ASSIGNMENT - This exercise calls for every line of the data below with the string "image" in it.

RECORDS FOR THE EXERCISE -
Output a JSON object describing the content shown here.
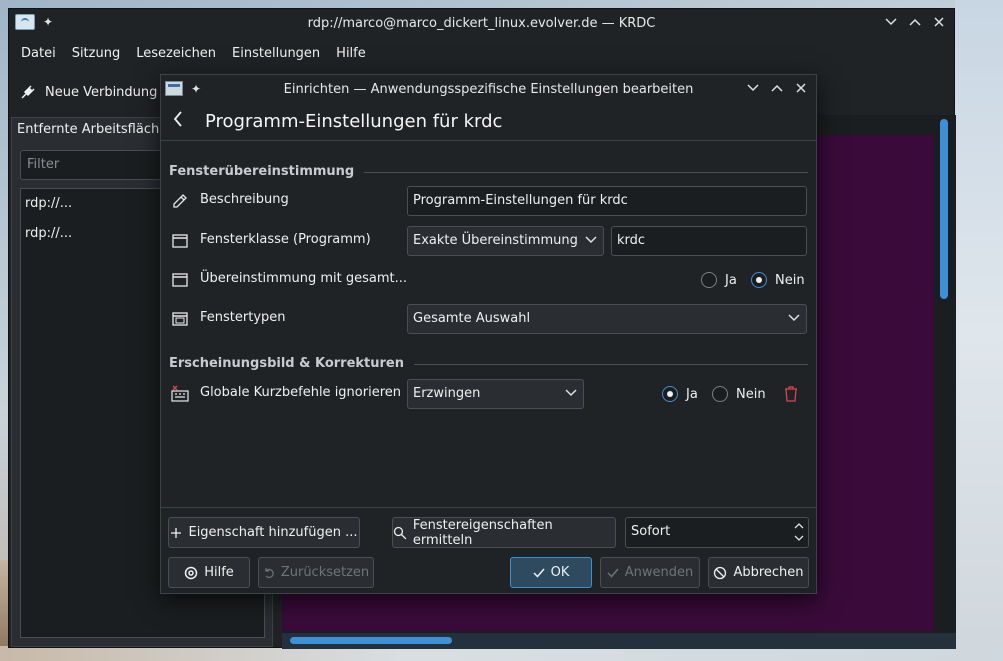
{
  "main_window": {
    "title": "rdp://marco@marco_dickert_linux.evolver.de — KRDC",
    "menu": [
      "Datei",
      "Sitzung",
      "Lesezeichen",
      "Einstellungen",
      "Hilfe"
    ],
    "toolbar": {
      "new_connection": "Neue Verbindung"
    },
    "left_panel": {
      "title": "Entfernte Arbeitsflächen",
      "filter_placeholder": "Filter",
      "connections": [
        "rdp://...",
        "rdp://..."
      ]
    },
    "remote_color": "#3a0b3a"
  },
  "dialog": {
    "title": "Einrichten — Anwendungsspezifische Einstellungen bearbeiten",
    "header": "Programm-Einstellungen für krdc",
    "sections": {
      "window_matching": "Fensterübereinstimmung",
      "appearance": "Erscheinungsbild & Korrekturen"
    },
    "rows": {
      "description": {
        "label": "Beschreibung",
        "value": "Programm-Einstellungen für krdc"
      },
      "window_class": {
        "label": "Fensterklasse (Programm)",
        "match": "Exakte Übereinstimmung",
        "value": "krdc"
      },
      "whole_class": {
        "label": "Übereinstimmung mit gesamt...",
        "yes": "Ja",
        "no": "Nein",
        "selected": "Nein"
      },
      "window_types": {
        "label": "Fenstertypen",
        "value": "Gesamte Auswahl"
      },
      "global_shortcuts": {
        "label": "Globale Kurzbefehle ignorieren",
        "policy": "Erzwingen",
        "yes": "Ja",
        "no": "Nein",
        "selected": "Ja"
      }
    },
    "footer": {
      "add_property": "Eigenschaft hinzufügen ...",
      "detect": "Fenstereigenschaften ermitteln",
      "delay": "Sofort",
      "help": "Hilfe",
      "reset": "Zurücksetzen",
      "ok": "OK",
      "apply": "Anwenden",
      "cancel": "Abbrechen"
    }
  },
  "colors": {
    "accent": "#3d8fd6",
    "danger": "#da4453",
    "bg": "#202326"
  }
}
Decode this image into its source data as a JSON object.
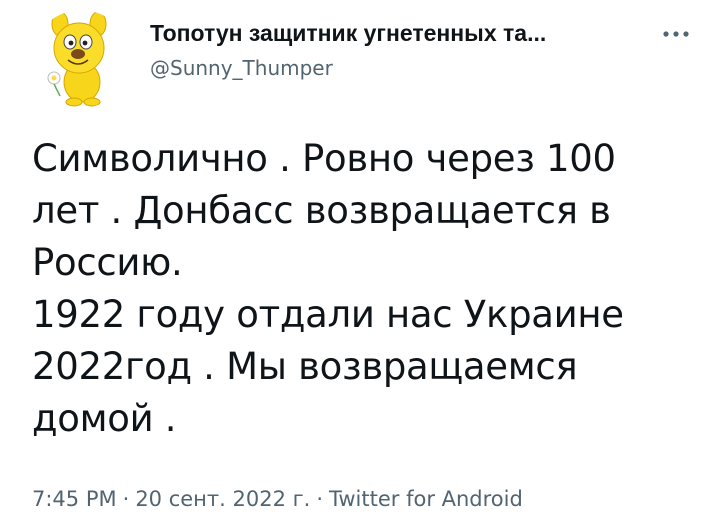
{
  "author": {
    "display_name": "Топотун защитник угнетенных та...",
    "handle": "@Sunny_Thumper",
    "avatar_icon": "cartoon-sun-character-icon"
  },
  "tweet": {
    "lines": [
      "Символично . Ровно через 100",
      "лет . Донбасс возвращается в",
      "Россию.",
      "1922 году отдали нас Украине",
      "2022год . Мы возвращаемся",
      "домой ."
    ],
    "time": "7:45 PM",
    "separator": "·",
    "date": "20 сент. 2022 г.",
    "source": "Twitter for Android"
  },
  "icons": {
    "more": "more-dots-icon"
  },
  "colors": {
    "text_primary": "#0f1419",
    "text_secondary": "#536471",
    "background": "#ffffff"
  }
}
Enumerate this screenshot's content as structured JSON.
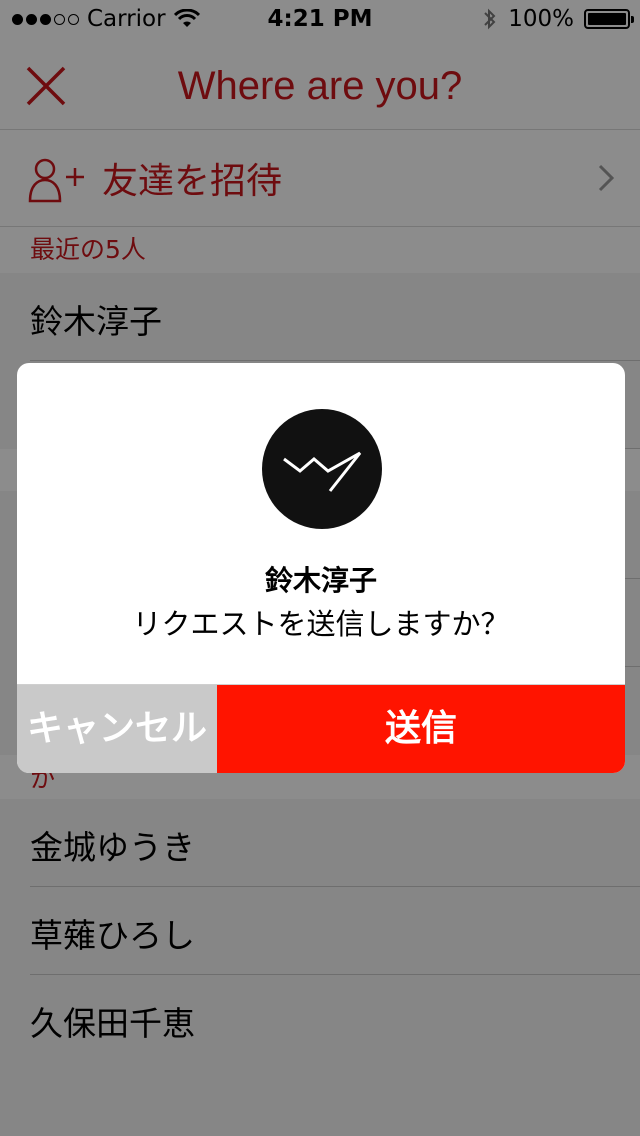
{
  "status_bar": {
    "carrier": "Carrior",
    "time": "4:21 PM",
    "battery": "100%",
    "signal_bars_filled": 3,
    "signal_bars_total": 5
  },
  "nav": {
    "title": "Where are you?",
    "close_icon": "close-icon"
  },
  "invite": {
    "label": "友達を招待",
    "icon": "add-person-icon"
  },
  "sections": {
    "recent": "最近の5人",
    "ka": "か"
  },
  "recent_contacts": [
    "鈴木淳子"
  ],
  "ka_contacts": [
    "金城ゆうき",
    "草薙ひろし",
    "久保田千恵"
  ],
  "dialog": {
    "name": "鈴木淳子",
    "message": "リクエストを送信しますか？",
    "cancel_label": "キャンセル",
    "send_label": "送信"
  },
  "colors": {
    "accent": "#c8161d",
    "send_button": "#ff1400",
    "cancel_button": "#c9c9c9"
  }
}
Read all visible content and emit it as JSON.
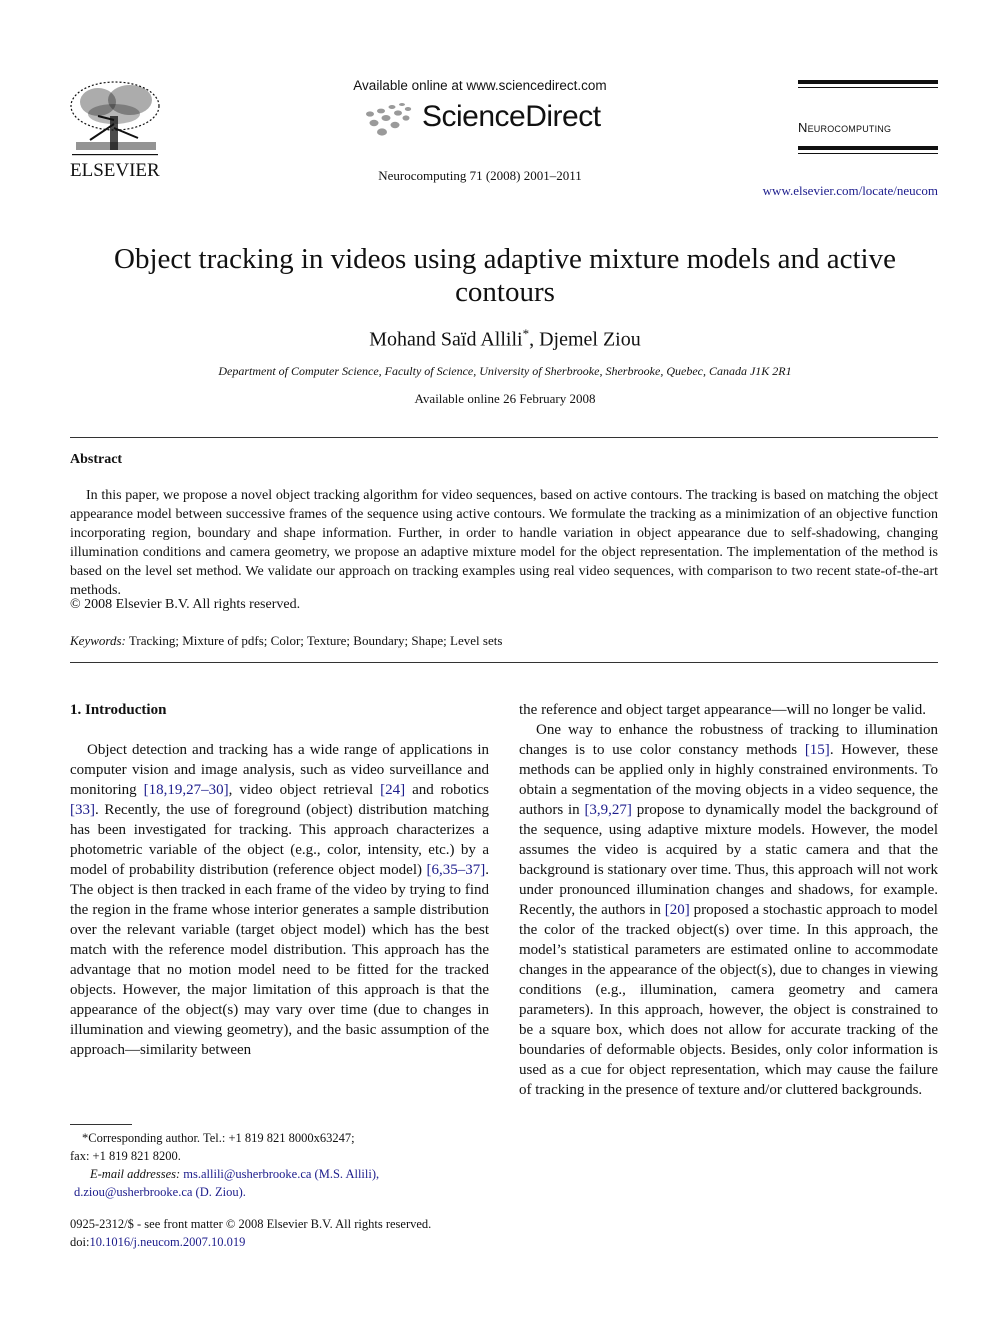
{
  "header": {
    "publisher_wordmark": "ELSEVIER",
    "available_online": "Available online at www.sciencedirect.com",
    "platform_name": "ScienceDirect",
    "journal_citation": "Neurocomputing 71 (2008) 2001–2011",
    "journal_name": "Neurocomputing",
    "journal_url": "www.elsevier.com/locate/neucom"
  },
  "article": {
    "title": "Object tracking in videos using adaptive mixture models and active contours",
    "authors": [
      {
        "name": "Mohand Saïd Allili",
        "mark": "*"
      },
      {
        "name": "Djemel Ziou",
        "mark": ""
      }
    ],
    "author_separator": ", ",
    "affiliation": "Department of Computer Science, Faculty of Science, University of Sherbrooke, Sherbrooke, Quebec, Canada J1K 2R1",
    "available_date": "Available online 26 February 2008"
  },
  "abstract": {
    "heading": "Abstract",
    "text": "In this paper, we propose a novel object tracking algorithm for video sequences, based on active contours. The tracking is based on matching the object appearance model between successive frames of the sequence using active contours. We formulate the tracking as a minimization of an objective function incorporating region, boundary and shape information. Further, in order to handle variation in object appearance due to self-shadowing, changing illumination conditions and camera geometry, we propose an adaptive mixture model for the object representation. The implementation of the method is based on the level set method. We validate our approach on tracking examples using real video sequences, with comparison to two recent state-of-the-art methods.",
    "copyright": "© 2008 Elsevier B.V. All rights reserved.",
    "keywords_label": "Keywords:",
    "keywords": "Tracking; Mixture of pdfs; Color; Texture; Boundary; Shape; Level sets"
  },
  "body": {
    "section_heading": "1.  Introduction",
    "left": {
      "p1_a": "Object detection and tracking has a wide range of applications in computer vision and image analysis, such as video surveillance and monitoring ",
      "ref1": "[18,19,27–30]",
      "p1_b": ", video object retrieval ",
      "ref2": "[24]",
      "p1_c": " and robotics ",
      "ref3": "[33]",
      "p1_d": ". Recently, the use of foreground (object) distribution matching has been investigated for tracking. This approach characterizes a photometric variable of the object (e.g., color, intensity, etc.) by a model of probability distribution (reference object model) ",
      "ref4": "[6,35–37]",
      "p1_e": ". The object is then tracked in each frame of the video by trying to find the region in the frame whose interior generates a sample distribution over the relevant variable (target object model) which has the best match with the reference model distribution. This approach has the advantage that no motion model need to be fitted for the tracked objects. However, the major limitation of this approach is that the appearance of the object(s) may vary over time (due to changes in illumination and viewing geometry), and the basic assumption of the approach—similarity between"
    },
    "right": {
      "cont": "the reference and object target appearance—will no longer be valid.",
      "p2_a": "One way to enhance the robustness of tracking to illumination changes is to use color constancy methods ",
      "ref5": "[15]",
      "p2_b": ". However, these methods can be applied only in highly constrained environments. To obtain a segmentation of the moving objects in a video sequence, the authors in ",
      "ref6": "[3,9,27]",
      "p2_c": " propose to dynamically model the background of the sequence, using adaptive mixture models. However, the model assumes the video is acquired by a static camera and that the background is stationary over time. Thus, this approach will not work under pronounced illumination changes and shadows, for example. Recently, the authors in ",
      "ref7": "[20]",
      "p2_d": " proposed a stochastic approach to model the color of the tracked object(s) over time. In this approach, the model’s statistical parameters are estimated online to accommodate changes in the appearance of the object(s), due to changes in viewing conditions (e.g., illumination, camera geometry and camera parameters). In this approach, however, the object is constrained to be a square box, which does not allow for accurate tracking of the boundaries of deformable objects. Besides, only color information is used as a cue for object representation, which may cause the failure of tracking in the presence of texture and/or cluttered backgrounds."
    }
  },
  "footnotes": {
    "corresponding": "*Corresponding author. Tel.:  +1 819 821 8000x63247;",
    "fax": "fax:  +1 819 821 8200.",
    "email_label": "E-mail addresses:",
    "email1": "ms.allili@usherbrooke.ca (M.S. Allili),",
    "email2": "d.ziou@usherbrooke.ca (D. Ziou)."
  },
  "front_matter": {
    "issn_line": "0925-2312/$ - see front matter © 2008 Elsevier B.V. All rights reserved.",
    "doi_label": "doi:",
    "doi": "10.1016/j.neucom.2007.10.019"
  },
  "icons": {
    "publisher_logo": "elsevier-tree-logo",
    "platform_logo": "sciencedirect-dots-logo"
  },
  "colors": {
    "link": "#1c1c8c",
    "text": "#111111",
    "sd_dots": "#9a9a9a"
  }
}
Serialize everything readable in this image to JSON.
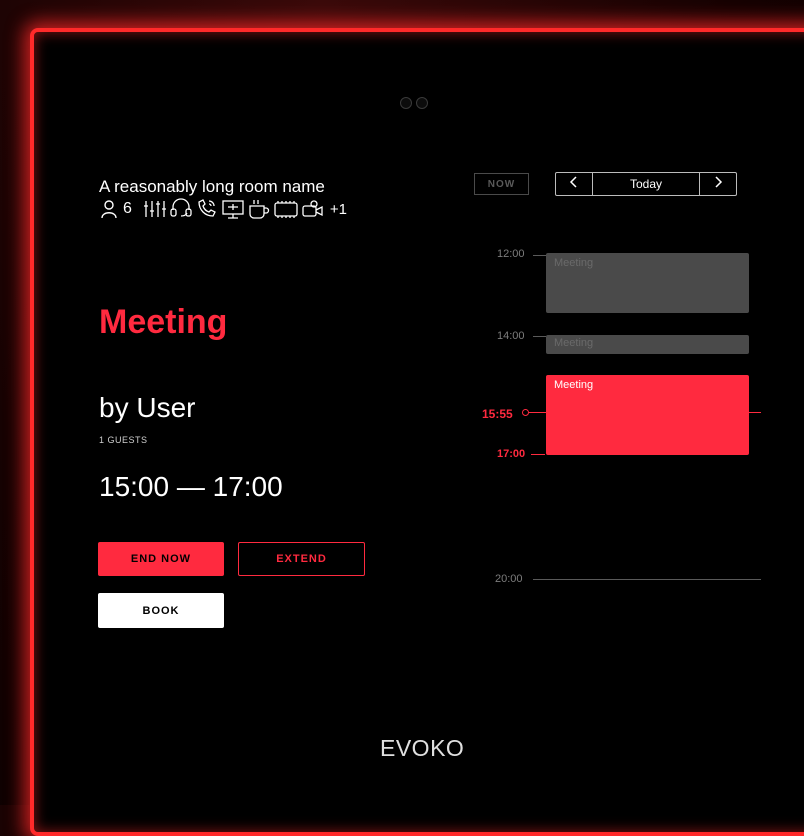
{
  "room": {
    "name": "A reasonably long room name",
    "capacity": "6",
    "more_amenities": "+1",
    "amenity_icons": [
      "person-icon",
      "audio-mixer-icon",
      "headset-icon",
      "phone-icon",
      "display-icon",
      "coffee-icon",
      "projector-icon",
      "video-conference-icon"
    ]
  },
  "meeting": {
    "title": "Meeting",
    "organizer": "by User",
    "guests": "1 GUESTS",
    "time_range": "15:00 — 17:00"
  },
  "actions": {
    "end_now": "END NOW",
    "extend": "EXTEND",
    "book": "BOOK"
  },
  "calendar": {
    "now_button": "NOW",
    "day_label": "Today",
    "hours": [
      "12:00",
      "14:00",
      "20:00"
    ],
    "current_time": "15:55",
    "current_end": "17:00",
    "events": [
      {
        "title": "Meeting",
        "state": "past"
      },
      {
        "title": "Meeting",
        "state": "past"
      },
      {
        "title": "Meeting",
        "state": "current"
      }
    ]
  },
  "brand": {
    "logo": "EVOKO"
  },
  "colors": {
    "accent": "#ff2a3f",
    "frame": "#ff2a2a",
    "past_event": "#4a4a4a"
  }
}
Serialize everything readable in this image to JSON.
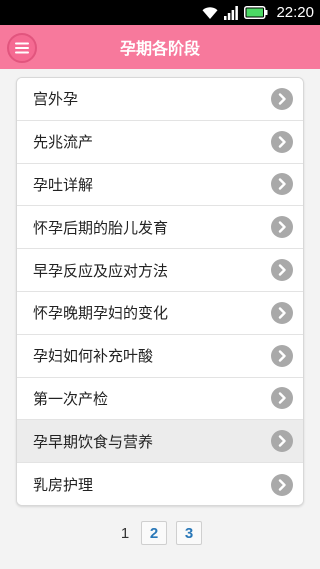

ANSWER TO THIS PROBLEM -
Decode this image into its source data as a JSON object.
      "p1_a": "Object detection and tracking has a wide range of applications in computer vision and image analysis, such as video surveillance and monitoring ",
Serialize everything readable in this image to JSON.
Serialize everything readable in this image to JSON.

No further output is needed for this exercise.